  This is an excerpt from Bangkok Baby, by David Bonnie. It’s available on Amazon, Bangkok Books and Barnes & Noble. You are running in nightimes chirruping heat. Sweat is burning your eyes now and you turn from the dark of soi 6 where you both live onto KrugThonburi alive with pink and yellow taxis, tuk-tuks and the smell of burnt carbon. You thought you could handle her proposition but later a kind of panic gripped your heart and still you cannot breath, but you keep running . . . time is running out. It is 10.40 as you jump into the On Nut train just as the doors close. The cold air hits you and you force yourself to sit down. You try to phone her again but again there is no answer . . .she is doing what she feels she must. Is she doing it for both of you? You have to stop her before it’s too late, before the world unhinges itself and all the pieces fly apart destroying everything you love. A young, pretty girl covered in tattoos sits opposite you: there is only one place she is heading. Just like you. She looks in your eyes and a feeling passes between you, the kind of feeling shared between soldiers moments before a battle. ‘Naanaaaa’says the voice of the train. Somebody laughs, somebody always laughs. In the laughter is a kind of nervousness and an edgy, tense excitement. You wait until the door opens before you leap up and out. Tonight you cannot face the stares of the farang couples on the train. That look that says, ‘we...
Bangkok Love Story

Bangkok Love Story

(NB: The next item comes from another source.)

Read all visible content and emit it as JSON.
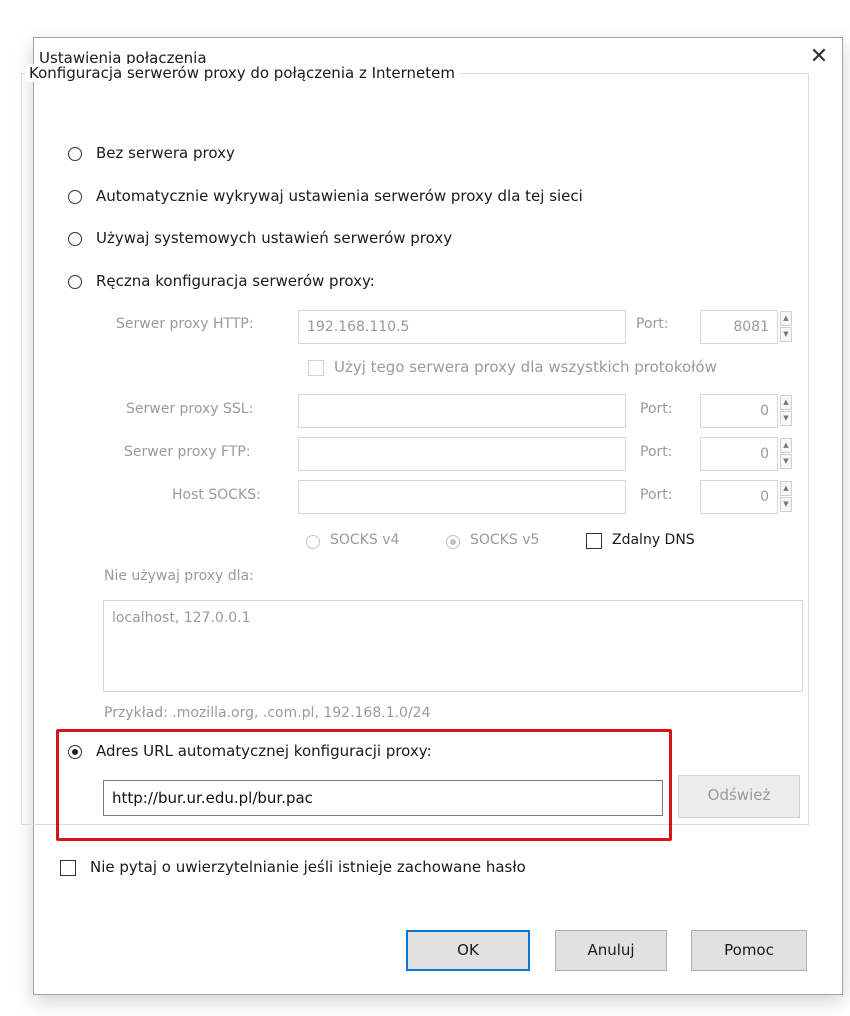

Prologue The sound of a farang shouting at a bar girl who has poured too much coke in his drink makes you look to your left and the Big Dog bar. The girl speaks no English so perhaps this is among her first weeks in Bangkok. Music is playing very loudly in the bar, ‘I met a gin soaked barroom queen in Memphis, she tried to take me upstairs for a ride’. The girl looks frightened. The smoke of the barbecue’s mixes with the stink of the rotting garbage, stale sweat and piss. Decay, degradation and the faces of the Thai vendors and motorcycle taxi drivers are etched into the grey concrete at the entrance to Soi 4 like an ancient economic truth. Their look is not envious, nor jealous and not full of hate; but the look of those trapped in the waking dream world of constant and chronic poverty. They are the faces of the drowned and drowning. ‘It’s the ho, o, o, nky tonk women, give me, give, give me the honky tonk blues’. This is Bangkok. This is Nana.   But you are looking past the messy third-world order of cracked and dirty tarmac and paving slabs that border the car park. You have lived long enough to know that under the surface of things lays the dream reality that you seek. Bangkok; full of men and women with plans to escape back to Surin, Korat, Leeds or Texas; just as soon as they have enough money or less desire. But what you see is something tender in the way Bangkok holds its residents. In...